Could you restate the whole listing below word for word, minus the pictures?

* DATA FOR THIS EXERCISE:
BEGIN

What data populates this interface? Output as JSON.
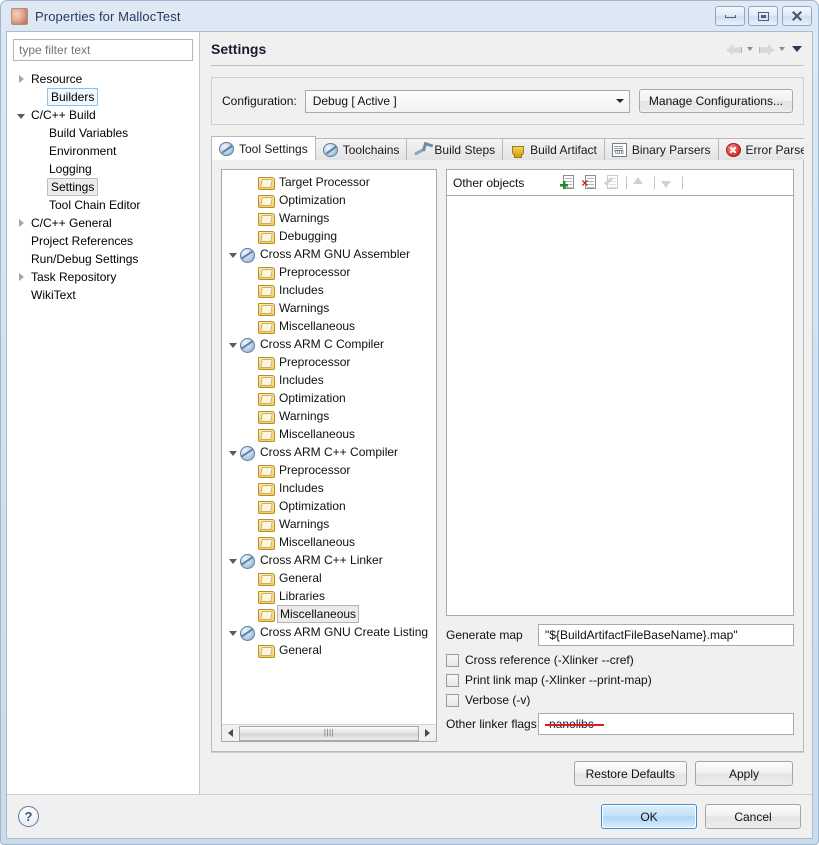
{
  "window": {
    "title": "Properties for MallocTest",
    "app_icon": "properties-app-icon",
    "controls": {
      "minimize": "minimize-icon",
      "maximize": "restore-icon",
      "close": "close-icon"
    }
  },
  "filter": {
    "placeholder": "type filter text",
    "value": ""
  },
  "nav_tree": [
    {
      "label": "Resource",
      "indent": 0,
      "twisty": "collapsed",
      "state": "normal"
    },
    {
      "label": "Builders",
      "indent": 1,
      "twisty": "none",
      "state": "focus"
    },
    {
      "label": "C/C++ Build",
      "indent": 0,
      "twisty": "expanded",
      "state": "normal"
    },
    {
      "label": "Build Variables",
      "indent": 1,
      "twisty": "none",
      "state": "normal"
    },
    {
      "label": "Environment",
      "indent": 1,
      "twisty": "none",
      "state": "normal"
    },
    {
      "label": "Logging",
      "indent": 1,
      "twisty": "none",
      "state": "normal"
    },
    {
      "label": "Settings",
      "indent": 1,
      "twisty": "none",
      "state": "selected"
    },
    {
      "label": "Tool Chain Editor",
      "indent": 1,
      "twisty": "none",
      "state": "normal"
    },
    {
      "label": "C/C++ General",
      "indent": 0,
      "twisty": "collapsed",
      "state": "normal"
    },
    {
      "label": "Project References",
      "indent": 0,
      "twisty": "none",
      "state": "normal"
    },
    {
      "label": "Run/Debug Settings",
      "indent": 0,
      "twisty": "none",
      "state": "normal"
    },
    {
      "label": "Task Repository",
      "indent": 0,
      "twisty": "collapsed",
      "state": "normal"
    },
    {
      "label": "WikiText",
      "indent": 0,
      "twisty": "none",
      "state": "normal"
    }
  ],
  "page": {
    "title": "Settings",
    "nav_back": "back-arrow-icon",
    "nav_forward": "forward-arrow-icon",
    "menu_chevron": "chevron-down-icon"
  },
  "configuration": {
    "label": "Configuration:",
    "selected": "Debug  [ Active ]",
    "manage_button": "Manage Configurations..."
  },
  "tabs": [
    {
      "label": "Tool Settings",
      "icon": "tool-icon",
      "active": true
    },
    {
      "label": "Toolchains",
      "icon": "tool-icon",
      "active": false
    },
    {
      "label": "Build Steps",
      "icon": "wrench-icon",
      "active": false
    },
    {
      "label": "Build Artifact",
      "icon": "trophy-icon",
      "active": false
    },
    {
      "label": "Binary Parsers",
      "icon": "binary-file-icon",
      "active": false
    },
    {
      "label": "Error Parsers",
      "icon": "error-circle-icon",
      "active": false
    }
  ],
  "tool_tree": [
    {
      "label": "Target Processor",
      "depth": 1,
      "icon": "folder-icon",
      "twisty": "none",
      "selected": false
    },
    {
      "label": "Optimization",
      "depth": 1,
      "icon": "folder-icon",
      "twisty": "none",
      "selected": false
    },
    {
      "label": "Warnings",
      "depth": 1,
      "icon": "folder-icon",
      "twisty": "none",
      "selected": false
    },
    {
      "label": "Debugging",
      "depth": 1,
      "icon": "folder-icon",
      "twisty": "none",
      "selected": false
    },
    {
      "label": "Cross ARM GNU Assembler",
      "depth": 0,
      "icon": "globe-icon",
      "twisty": "expanded",
      "selected": false
    },
    {
      "label": "Preprocessor",
      "depth": 1,
      "icon": "folder-icon",
      "twisty": "none",
      "selected": false
    },
    {
      "label": "Includes",
      "depth": 1,
      "icon": "folder-icon",
      "twisty": "none",
      "selected": false
    },
    {
      "label": "Warnings",
      "depth": 1,
      "icon": "folder-icon",
      "twisty": "none",
      "selected": false
    },
    {
      "label": "Miscellaneous",
      "depth": 1,
      "icon": "folder-icon",
      "twisty": "none",
      "selected": false
    },
    {
      "label": "Cross ARM C Compiler",
      "depth": 0,
      "icon": "globe-icon",
      "twisty": "expanded",
      "selected": false
    },
    {
      "label": "Preprocessor",
      "depth": 1,
      "icon": "folder-icon",
      "twisty": "none",
      "selected": false
    },
    {
      "label": "Includes",
      "depth": 1,
      "icon": "folder-icon",
      "twisty": "none",
      "selected": false
    },
    {
      "label": "Optimization",
      "depth": 1,
      "icon": "folder-icon",
      "twisty": "none",
      "selected": false
    },
    {
      "label": "Warnings",
      "depth": 1,
      "icon": "folder-icon",
      "twisty": "none",
      "selected": false
    },
    {
      "label": "Miscellaneous",
      "depth": 1,
      "icon": "folder-icon",
      "twisty": "none",
      "selected": false
    },
    {
      "label": "Cross ARM C++ Compiler",
      "depth": 0,
      "icon": "globe-icon",
      "twisty": "expanded",
      "selected": false
    },
    {
      "label": "Preprocessor",
      "depth": 1,
      "icon": "folder-icon",
      "twisty": "none",
      "selected": false
    },
    {
      "label": "Includes",
      "depth": 1,
      "icon": "folder-icon",
      "twisty": "none",
      "selected": false
    },
    {
      "label": "Optimization",
      "depth": 1,
      "icon": "folder-icon",
      "twisty": "none",
      "selected": false
    },
    {
      "label": "Warnings",
      "depth": 1,
      "icon": "folder-icon",
      "twisty": "none",
      "selected": false
    },
    {
      "label": "Miscellaneous",
      "depth": 1,
      "icon": "folder-icon",
      "twisty": "none",
      "selected": false
    },
    {
      "label": "Cross ARM C++ Linker",
      "depth": 0,
      "icon": "globe-icon",
      "twisty": "expanded",
      "selected": false
    },
    {
      "label": "General",
      "depth": 1,
      "icon": "folder-icon",
      "twisty": "none",
      "selected": false
    },
    {
      "label": "Libraries",
      "depth": 1,
      "icon": "folder-icon",
      "twisty": "none",
      "selected": false
    },
    {
      "label": "Miscellaneous",
      "depth": 1,
      "icon": "folder-icon",
      "twisty": "none",
      "selected": true
    },
    {
      "label": "Cross ARM GNU Create Listing",
      "depth": 0,
      "icon": "globe-icon",
      "twisty": "expanded",
      "selected": false
    },
    {
      "label": "General",
      "depth": 1,
      "icon": "folder-icon",
      "twisty": "none",
      "selected": false
    }
  ],
  "tool_tree_scrollbar": {
    "left_arrow": "scroll-left-icon",
    "right_arrow": "scroll-right-icon",
    "grip": "||||"
  },
  "other_objects": {
    "label": "Other objects",
    "items": [],
    "toolbar": [
      {
        "name": "add-object-button",
        "icon": "file-add-icon",
        "enabled": true
      },
      {
        "name": "delete-object-button",
        "icon": "file-delete-icon",
        "enabled": true
      },
      {
        "name": "edit-object-button",
        "icon": "file-edit-icon",
        "enabled": false
      },
      {
        "name": "move-up-button",
        "icon": "move-up-icon",
        "enabled": false
      },
      {
        "name": "move-down-button",
        "icon": "move-down-icon",
        "enabled": false
      }
    ]
  },
  "linker_options": {
    "generate_map_label": "Generate map",
    "generate_map_value": "\"${BuildArtifactFileBaseName}.map\"",
    "checkboxes": [
      {
        "label": "Cross reference (-Xlinker --cref)",
        "checked": false
      },
      {
        "label": "Print link map (-Xlinker --print-map)",
        "checked": false
      },
      {
        "label": "Verbose (-v)",
        "checked": false
      }
    ],
    "other_flags_label": "Other linker flags",
    "other_flags_value": "-nanolibc",
    "other_flags_marked_invalid": true
  },
  "footer": {
    "restore_defaults": "Restore Defaults",
    "apply": "Apply",
    "help_icon": "help-icon",
    "ok": "OK",
    "cancel": "Cancel"
  },
  "colors": {
    "window_chrome": "#d2e0ef",
    "dialog_bg": "#f0f0f0",
    "panel_white": "#ffffff",
    "accent_blue": "#3c8fd4",
    "error_red": "#e01b1b",
    "folder_yellow": "#f6cf63"
  }
}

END

* WRITTEN ANSWER:
What data populates this interface? Output as JSON.
{
  "window": {
    "title": "Properties for MallocTest",
    "app_icon": "properties-app-icon",
    "controls": {
      "minimize": "minimize-icon",
      "maximize": "restore-icon",
      "close": "close-icon"
    }
  },
  "filter": {
    "placeholder": "type filter text",
    "value": ""
  },
  "nav_tree": [
    {
      "label": "Resource",
      "indent": 0,
      "twisty": "collapsed",
      "state": "normal"
    },
    {
      "label": "Builders",
      "indent": 1,
      "twisty": "none",
      "state": "focus"
    },
    {
      "label": "C/C++ Build",
      "indent": 0,
      "twisty": "expanded",
      "state": "normal"
    },
    {
      "label": "Build Variables",
      "indent": 1,
      "twisty": "none",
      "state": "normal"
    },
    {
      "label": "Environment",
      "indent": 1,
      "twisty": "none",
      "state": "normal"
    },
    {
      "label": "Logging",
      "indent": 1,
      "twisty": "none",
      "state": "normal"
    },
    {
      "label": "Settings",
      "indent": 1,
      "twisty": "none",
      "state": "selected"
    },
    {
      "label": "Tool Chain Editor",
      "indent": 1,
      "twisty": "none",
      "state": "normal"
    },
    {
      "label": "C/C++ General",
      "indent": 0,
      "twisty": "collapsed",
      "state": "normal"
    },
    {
      "label": "Project References",
      "indent": 0,
      "twisty": "none",
      "state": "normal"
    },
    {
      "label": "Run/Debug Settings",
      "indent": 0,
      "twisty": "none",
      "state": "normal"
    },
    {
      "label": "Task Repository",
      "indent": 0,
      "twisty": "collapsed",
      "state": "normal"
    },
    {
      "label": "WikiText",
      "indent": 0,
      "twisty": "none",
      "state": "normal"
    }
  ],
  "page": {
    "title": "Settings",
    "nav_back": "back-arrow-icon",
    "nav_forward": "forward-arrow-icon",
    "menu_chevron": "chevron-down-icon"
  },
  "configuration": {
    "label": "Configuration:",
    "selected": "Debug  [ Active ]",
    "manage_button": "Manage Configurations..."
  },
  "tabs": [
    {
      "label": "Tool Settings",
      "icon": "tool-icon",
      "active": true
    },
    {
      "label": "Toolchains",
      "icon": "tool-icon",
      "active": false
    },
    {
      "label": "Build Steps",
      "icon": "wrench-icon",
      "active": false
    },
    {
      "label": "Build Artifact",
      "icon": "trophy-icon",
      "active": false
    },
    {
      "label": "Binary Parsers",
      "icon": "binary-file-icon",
      "active": false
    },
    {
      "label": "Error Parsers",
      "icon": "error-circle-icon",
      "active": false
    }
  ],
  "tool_tree": [
    {
      "label": "Target Processor",
      "depth": 1,
      "icon": "folder-icon",
      "twisty": "none",
      "selected": false
    },
    {
      "label": "Optimization",
      "depth": 1,
      "icon": "folder-icon",
      "twisty": "none",
      "selected": false
    },
    {
      "label": "Warnings",
      "depth": 1,
      "icon": "folder-icon",
      "twisty": "none",
      "selected": false
    },
    {
      "label": "Debugging",
      "depth": 1,
      "icon": "folder-icon",
      "twisty": "none",
      "selected": false
    },
    {
      "label": "Cross ARM GNU Assembler",
      "depth": 0,
      "icon": "globe-icon",
      "twisty": "expanded",
      "selected": false
    },
    {
      "label": "Preprocessor",
      "depth": 1,
      "icon": "folder-icon",
      "twisty": "none",
      "selected": false
    },
    {
      "label": "Includes",
      "depth": 1,
      "icon": "folder-icon",
      "twisty": "none",
      "selected": false
    },
    {
      "label": "Warnings",
      "depth": 1,
      "icon": "folder-icon",
      "twisty": "none",
      "selected": false
    },
    {
      "label": "Miscellaneous",
      "depth": 1,
      "icon": "folder-icon",
      "twisty": "none",
      "selected": false
    },
    {
      "label": "Cross ARM C Compiler",
      "depth": 0,
      "icon": "globe-icon",
      "twisty": "expanded",
      "selected": false
    },
    {
      "label": "Preprocessor",
      "depth": 1,
      "icon": "folder-icon",
      "twisty": "none",
      "selected": false
    },
    {
      "label": "Includes",
      "depth": 1,
      "icon": "folder-icon",
      "twisty": "none",
      "selected": false
    },
    {
      "label": "Optimization",
      "depth": 1,
      "icon": "folder-icon",
      "twisty": "none",
      "selected": false
    },
    {
      "label": "Warnings",
      "depth": 1,
      "icon": "folder-icon",
      "twisty": "none",
      "selected": false
    },
    {
      "label": "Miscellaneous",
      "depth": 1,
      "icon": "folder-icon",
      "twisty": "none",
      "selected": false
    },
    {
      "label": "Cross ARM C++ Compiler",
      "depth": 0,
      "icon": "globe-icon",
      "twisty": "expanded",
      "selected": false
    },
    {
      "label": "Preprocessor",
      "depth": 1,
      "icon": "folder-icon",
      "twisty": "none",
      "selected": false
    },
    {
      "label": "Includes",
      "depth": 1,
      "icon": "folder-icon",
      "twisty": "none",
      "selected": false
    },
    {
      "label": "Optimization",
      "depth": 1,
      "icon": "folder-icon",
      "twisty": "none",
      "selected": false
    },
    {
      "label": "Warnings",
      "depth": 1,
      "icon": "folder-icon",
      "twisty": "none",
      "selected": false
    },
    {
      "label": "Miscellaneous",
      "depth": 1,
      "icon": "folder-icon",
      "twisty": "none",
      "selected": false
    },
    {
      "label": "Cross ARM C++ Linker",
      "depth": 0,
      "icon": "globe-icon",
      "twisty": "expanded",
      "selected": false
    },
    {
      "label": "General",
      "depth": 1,
      "icon": "folder-icon",
      "twisty": "none",
      "selected": false
    },
    {
      "label": "Libraries",
      "depth": 1,
      "icon": "folder-icon",
      "twisty": "none",
      "selected": false
    },
    {
      "label": "Miscellaneous",
      "depth": 1,
      "icon": "folder-icon",
      "twisty": "none",
      "selected": true
    },
    {
      "label": "Cross ARM GNU Create Listing",
      "depth": 0,
      "icon": "globe-icon",
      "twisty": "expanded",
      "selected": false
    },
    {
      "label": "General",
      "depth": 1,
      "icon": "folder-icon",
      "twisty": "none",
      "selected": false
    }
  ],
  "tool_tree_scrollbar": {
    "left_arrow": "scroll-left-icon",
    "right_arrow": "scroll-right-icon",
    "grip": "||||"
  },
  "other_objects": {
    "label": "Other objects",
    "items": [],
    "toolbar": [
      {
        "name": "add-object-button",
        "icon": "file-add-icon",
        "enabled": true
      },
      {
        "name": "delete-object-button",
        "icon": "file-delete-icon",
        "enabled": true
      },
      {
        "name": "edit-object-button",
        "icon": "file-edit-icon",
        "enabled": false
      },
      {
        "name": "move-up-button",
        "icon": "move-up-icon",
        "enabled": false
      },
      {
        "name": "move-down-button",
        "icon": "move-down-icon",
        "enabled": false
      }
    ]
  },
  "linker_options": {
    "generate_map_label": "Generate map",
    "generate_map_value": "\"${BuildArtifactFileBaseName}.map\"",
    "checkboxes": [
      {
        "label": "Cross reference (-Xlinker --cref)",
        "checked": false
      },
      {
        "label": "Print link map (-Xlinker --print-map)",
        "checked": false
      },
      {
        "label": "Verbose (-v)",
        "checked": false
      }
    ],
    "other_flags_label": "Other linker flags",
    "other_flags_value": "-nanolibc",
    "other_flags_marked_invalid": true
  },
  "footer": {
    "restore_defaults": "Restore Defaults",
    "apply": "Apply",
    "help_icon": "help-icon",
    "ok": "OK",
    "cancel": "Cancel"
  },
  "colors": {
    "window_chrome": "#d2e0ef",
    "dialog_bg": "#f0f0f0",
    "panel_white": "#ffffff",
    "accent_blue": "#3c8fd4",
    "error_red": "#e01b1b",
    "folder_yellow": "#f6cf63"
  }
}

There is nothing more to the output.